Please report how many lines in the records below contain the word "label", and give nothing else.

====== DATA SECTION ======

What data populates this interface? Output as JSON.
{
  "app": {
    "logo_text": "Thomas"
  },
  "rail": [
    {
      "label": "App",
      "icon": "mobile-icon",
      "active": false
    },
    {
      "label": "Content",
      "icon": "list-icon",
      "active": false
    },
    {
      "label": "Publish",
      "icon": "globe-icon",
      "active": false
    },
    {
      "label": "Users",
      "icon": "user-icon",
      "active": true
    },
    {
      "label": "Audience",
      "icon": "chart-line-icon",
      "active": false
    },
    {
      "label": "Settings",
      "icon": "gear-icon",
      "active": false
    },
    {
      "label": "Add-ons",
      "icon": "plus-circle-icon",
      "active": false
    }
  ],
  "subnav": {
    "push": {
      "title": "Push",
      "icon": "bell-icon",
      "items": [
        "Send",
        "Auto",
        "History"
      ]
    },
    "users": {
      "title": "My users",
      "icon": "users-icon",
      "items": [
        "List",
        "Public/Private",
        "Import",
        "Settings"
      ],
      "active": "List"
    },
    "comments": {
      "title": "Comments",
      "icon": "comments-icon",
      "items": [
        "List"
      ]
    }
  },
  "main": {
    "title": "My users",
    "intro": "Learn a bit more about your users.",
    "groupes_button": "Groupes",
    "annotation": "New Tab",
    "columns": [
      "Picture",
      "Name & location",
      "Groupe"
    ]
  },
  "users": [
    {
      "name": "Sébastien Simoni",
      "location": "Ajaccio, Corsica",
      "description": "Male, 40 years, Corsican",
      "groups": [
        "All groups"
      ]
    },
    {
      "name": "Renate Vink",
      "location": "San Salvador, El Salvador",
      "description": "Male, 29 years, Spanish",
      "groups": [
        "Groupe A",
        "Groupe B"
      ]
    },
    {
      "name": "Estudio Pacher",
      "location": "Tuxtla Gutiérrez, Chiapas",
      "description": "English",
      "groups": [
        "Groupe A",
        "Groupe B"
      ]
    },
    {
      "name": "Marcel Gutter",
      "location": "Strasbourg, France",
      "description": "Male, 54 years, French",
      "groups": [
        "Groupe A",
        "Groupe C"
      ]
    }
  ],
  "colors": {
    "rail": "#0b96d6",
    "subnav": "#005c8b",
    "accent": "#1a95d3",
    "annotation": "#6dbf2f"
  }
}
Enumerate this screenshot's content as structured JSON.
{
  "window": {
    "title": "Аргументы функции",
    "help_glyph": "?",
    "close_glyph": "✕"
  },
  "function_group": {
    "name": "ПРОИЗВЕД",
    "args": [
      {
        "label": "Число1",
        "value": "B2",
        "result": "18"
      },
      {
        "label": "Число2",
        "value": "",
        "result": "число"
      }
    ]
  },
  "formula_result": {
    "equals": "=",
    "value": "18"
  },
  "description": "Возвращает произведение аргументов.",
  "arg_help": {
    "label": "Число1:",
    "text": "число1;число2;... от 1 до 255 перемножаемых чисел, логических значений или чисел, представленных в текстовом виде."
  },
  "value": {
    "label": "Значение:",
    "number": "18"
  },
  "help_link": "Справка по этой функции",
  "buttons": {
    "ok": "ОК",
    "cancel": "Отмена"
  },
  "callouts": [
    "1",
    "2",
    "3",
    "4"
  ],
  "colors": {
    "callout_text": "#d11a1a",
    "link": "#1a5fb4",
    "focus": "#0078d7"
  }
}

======

> WRITTEN ANSWER
11